It’s clear that Tire Pressure Monitoring Systems (TPMS) are here to stay, and by now we have all heard of the new federal mandate requiring TPMS on all vehicles less than 10,000 pounds GVWR. While there have been many articles written about this mandate, I'd like to tackle the technology fueling it.
When it comes to TPMS, there are two basic technologies. The first, called "Indirect" TPMS, relies on the use of the vehicle's ABS system. Indirect TPMS is based upon algorithms which compare speeds from wheel to wheel and draw conclusions based on their variations. Engineers have correlated specific tire pressures to the RPMs generated by a tire.
The obvious problem with this approach is a vehicle where all 4 tires have the same pressure (high or low). This limits the system's ability to perform comparative calculations, and draw conclusions.

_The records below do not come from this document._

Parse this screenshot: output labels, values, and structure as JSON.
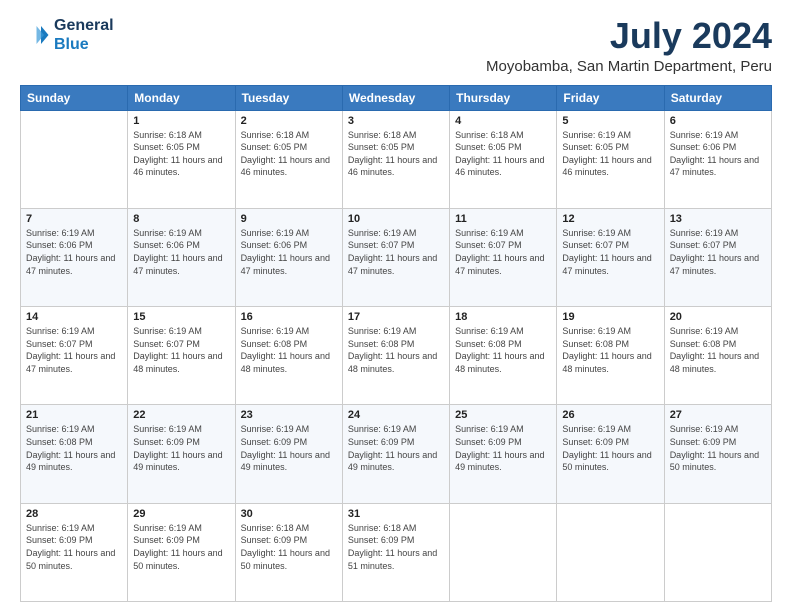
{
  "header": {
    "logo_line1": "General",
    "logo_line2": "Blue",
    "title": "July 2024",
    "subtitle": "Moyobamba, San Martin Department, Peru"
  },
  "days_header": [
    "Sunday",
    "Monday",
    "Tuesday",
    "Wednesday",
    "Thursday",
    "Friday",
    "Saturday"
  ],
  "weeks": [
    [
      {
        "day": "",
        "sunrise": "",
        "sunset": "",
        "daylight": ""
      },
      {
        "day": "1",
        "sunrise": "Sunrise: 6:18 AM",
        "sunset": "Sunset: 6:05 PM",
        "daylight": "Daylight: 11 hours and 46 minutes."
      },
      {
        "day": "2",
        "sunrise": "Sunrise: 6:18 AM",
        "sunset": "Sunset: 6:05 PM",
        "daylight": "Daylight: 11 hours and 46 minutes."
      },
      {
        "day": "3",
        "sunrise": "Sunrise: 6:18 AM",
        "sunset": "Sunset: 6:05 PM",
        "daylight": "Daylight: 11 hours and 46 minutes."
      },
      {
        "day": "4",
        "sunrise": "Sunrise: 6:18 AM",
        "sunset": "Sunset: 6:05 PM",
        "daylight": "Daylight: 11 hours and 46 minutes."
      },
      {
        "day": "5",
        "sunrise": "Sunrise: 6:19 AM",
        "sunset": "Sunset: 6:05 PM",
        "daylight": "Daylight: 11 hours and 46 minutes."
      },
      {
        "day": "6",
        "sunrise": "Sunrise: 6:19 AM",
        "sunset": "Sunset: 6:06 PM",
        "daylight": "Daylight: 11 hours and 47 minutes."
      }
    ],
    [
      {
        "day": "7",
        "sunrise": "Sunrise: 6:19 AM",
        "sunset": "Sunset: 6:06 PM",
        "daylight": "Daylight: 11 hours and 47 minutes."
      },
      {
        "day": "8",
        "sunrise": "Sunrise: 6:19 AM",
        "sunset": "Sunset: 6:06 PM",
        "daylight": "Daylight: 11 hours and 47 minutes."
      },
      {
        "day": "9",
        "sunrise": "Sunrise: 6:19 AM",
        "sunset": "Sunset: 6:06 PM",
        "daylight": "Daylight: 11 hours and 47 minutes."
      },
      {
        "day": "10",
        "sunrise": "Sunrise: 6:19 AM",
        "sunset": "Sunset: 6:07 PM",
        "daylight": "Daylight: 11 hours and 47 minutes."
      },
      {
        "day": "11",
        "sunrise": "Sunrise: 6:19 AM",
        "sunset": "Sunset: 6:07 PM",
        "daylight": "Daylight: 11 hours and 47 minutes."
      },
      {
        "day": "12",
        "sunrise": "Sunrise: 6:19 AM",
        "sunset": "Sunset: 6:07 PM",
        "daylight": "Daylight: 11 hours and 47 minutes."
      },
      {
        "day": "13",
        "sunrise": "Sunrise: 6:19 AM",
        "sunset": "Sunset: 6:07 PM",
        "daylight": "Daylight: 11 hours and 47 minutes."
      }
    ],
    [
      {
        "day": "14",
        "sunrise": "Sunrise: 6:19 AM",
        "sunset": "Sunset: 6:07 PM",
        "daylight": "Daylight: 11 hours and 47 minutes."
      },
      {
        "day": "15",
        "sunrise": "Sunrise: 6:19 AM",
        "sunset": "Sunset: 6:07 PM",
        "daylight": "Daylight: 11 hours and 48 minutes."
      },
      {
        "day": "16",
        "sunrise": "Sunrise: 6:19 AM",
        "sunset": "Sunset: 6:08 PM",
        "daylight": "Daylight: 11 hours and 48 minutes."
      },
      {
        "day": "17",
        "sunrise": "Sunrise: 6:19 AM",
        "sunset": "Sunset: 6:08 PM",
        "daylight": "Daylight: 11 hours and 48 minutes."
      },
      {
        "day": "18",
        "sunrise": "Sunrise: 6:19 AM",
        "sunset": "Sunset: 6:08 PM",
        "daylight": "Daylight: 11 hours and 48 minutes."
      },
      {
        "day": "19",
        "sunrise": "Sunrise: 6:19 AM",
        "sunset": "Sunset: 6:08 PM",
        "daylight": "Daylight: 11 hours and 48 minutes."
      },
      {
        "day": "20",
        "sunrise": "Sunrise: 6:19 AM",
        "sunset": "Sunset: 6:08 PM",
        "daylight": "Daylight: 11 hours and 48 minutes."
      }
    ],
    [
      {
        "day": "21",
        "sunrise": "Sunrise: 6:19 AM",
        "sunset": "Sunset: 6:08 PM",
        "daylight": "Daylight: 11 hours and 49 minutes."
      },
      {
        "day": "22",
        "sunrise": "Sunrise: 6:19 AM",
        "sunset": "Sunset: 6:09 PM",
        "daylight": "Daylight: 11 hours and 49 minutes."
      },
      {
        "day": "23",
        "sunrise": "Sunrise: 6:19 AM",
        "sunset": "Sunset: 6:09 PM",
        "daylight": "Daylight: 11 hours and 49 minutes."
      },
      {
        "day": "24",
        "sunrise": "Sunrise: 6:19 AM",
        "sunset": "Sunset: 6:09 PM",
        "daylight": "Daylight: 11 hours and 49 minutes."
      },
      {
        "day": "25",
        "sunrise": "Sunrise: 6:19 AM",
        "sunset": "Sunset: 6:09 PM",
        "daylight": "Daylight: 11 hours and 49 minutes."
      },
      {
        "day": "26",
        "sunrise": "Sunrise: 6:19 AM",
        "sunset": "Sunset: 6:09 PM",
        "daylight": "Daylight: 11 hours and 50 minutes."
      },
      {
        "day": "27",
        "sunrise": "Sunrise: 6:19 AM",
        "sunset": "Sunset: 6:09 PM",
        "daylight": "Daylight: 11 hours and 50 minutes."
      }
    ],
    [
      {
        "day": "28",
        "sunrise": "Sunrise: 6:19 AM",
        "sunset": "Sunset: 6:09 PM",
        "daylight": "Daylight: 11 hours and 50 minutes."
      },
      {
        "day": "29",
        "sunrise": "Sunrise: 6:19 AM",
        "sunset": "Sunset: 6:09 PM",
        "daylight": "Daylight: 11 hours and 50 minutes."
      },
      {
        "day": "30",
        "sunrise": "Sunrise: 6:18 AM",
        "sunset": "Sunset: 6:09 PM",
        "daylight": "Daylight: 11 hours and 50 minutes."
      },
      {
        "day": "31",
        "sunrise": "Sunrise: 6:18 AM",
        "sunset": "Sunset: 6:09 PM",
        "daylight": "Daylight: 11 hours and 51 minutes."
      },
      {
        "day": "",
        "sunrise": "",
        "sunset": "",
        "daylight": ""
      },
      {
        "day": "",
        "sunrise": "",
        "sunset": "",
        "daylight": ""
      },
      {
        "day": "",
        "sunrise": "",
        "sunset": "",
        "daylight": ""
      }
    ]
  ]
}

Most of these systems can be re-set with the push of a button on the dashboard.
While the Indirect approach is the most cost effective and desirable for vehicle manufacturers, the Final Rule of the TREAD Act requires that the TPMS be capable of reporting a low pressure condition for a single tire. This is the primary reason why most vehicle manufacturers will be forced to use Direct TPMS.
But there are efforts underway to develop Indirect TPMS that meet these requirements. Recently, laws were amended to allow for up to 20 minutes of "calibration time" in reporting low tire conditions to the driver. This means a TPMS problem may require driving the vehicle for up to 20 minutes in order to identify a problem.
The Direct approach is more accurate, and it allows the driver to be alerted if a single tire drops below the specified pressure. The proper pressure for each tire is ultimately determined by each vehicle manufacturer, but it must be within 25 percent of the vehicle manufacturers’ cold inflation pressure. The Direct approach to TPMS is the primary technology that will be in use on September 1, 2007, when full compliance is required.
The Direct approach incorporates the use of radio frequency sensors that are either banded to the wheel or directly mounted to the valve stem. The Direct systems that use the valve stem design are typically identified by a metallic valve stem. These sensors transmit a unique ID to the vehicle’s TPMS control system, and are often capable of sending temperature, velocity, and other criteria as well.
To understand how to work with Direct sensors, it's important to understand how they function. In basic terms, all sensors have a response capability. This is the ability for the sensor to communicate with the vehicle’s TPMS control module. As of press time, all sensors in North America communicate on either the 315 MHz or 433.92 MHz frequencies. Communication between the sensors and vehicle's control system can be verified with some of the triggering tools currently available.
While the capabilities of the Direct type sensors are fairly straight forward, triggering them is a little more complicated. Most are synchronous, which means they are activated by either a magnet, or when exposed to a powerful low frequency electronic signal.
When the vehicle is in motion, the sensors are transmitting to the TPMS control module multiple times a minute. However, when the vehicle is at rest these sensors are designed to sleep in order to conserve battery life ( 7–10 years). They can, however, be triggered on demand with a triggering tool.
Federal law allows vehicle manufactures up to 20 minutes to report a TPMS fault. For this reason it is important to perform a quick check of the TPMS before performing tire or wheel service.
If the vehicle has the standard telltale indicator after replacing or rotating the tires, it will not require re-training, unless a sensor is replaced. If the vehicle has a 4-position graphic indicator on the instrument panel, it will most likely require re-training. While retraining is outside the scope of this article, detailed illustrations and explanations can be found in the Mitchell 1 Guide to TPMS.
Another, less commonly used Direct type of sensor is asynchronous, which does not respond to a triggering protocol. Rather, they transmit a signal periodically. This design approach was used in the early versions of Beru and Siemens sensors, and in the current versions of those found in many Toyota and Lexus vehicles.
It's important to note that while most sensors work right out of the box, others require pressurization, and must be driven before the sensor will begin to transmit. Some TPMS tools also provide a "listen" mode, so that you can confirm that a sensor is transmitting.
Thomas Kenny is a member of G-5 Electronics, LLC who licenses its TPMS triggering tool technology to K-Tool International (PST brand – www.ktipst.com) and Spectrum Composites, Inc. (TIPS Brand – www.tipstool.com).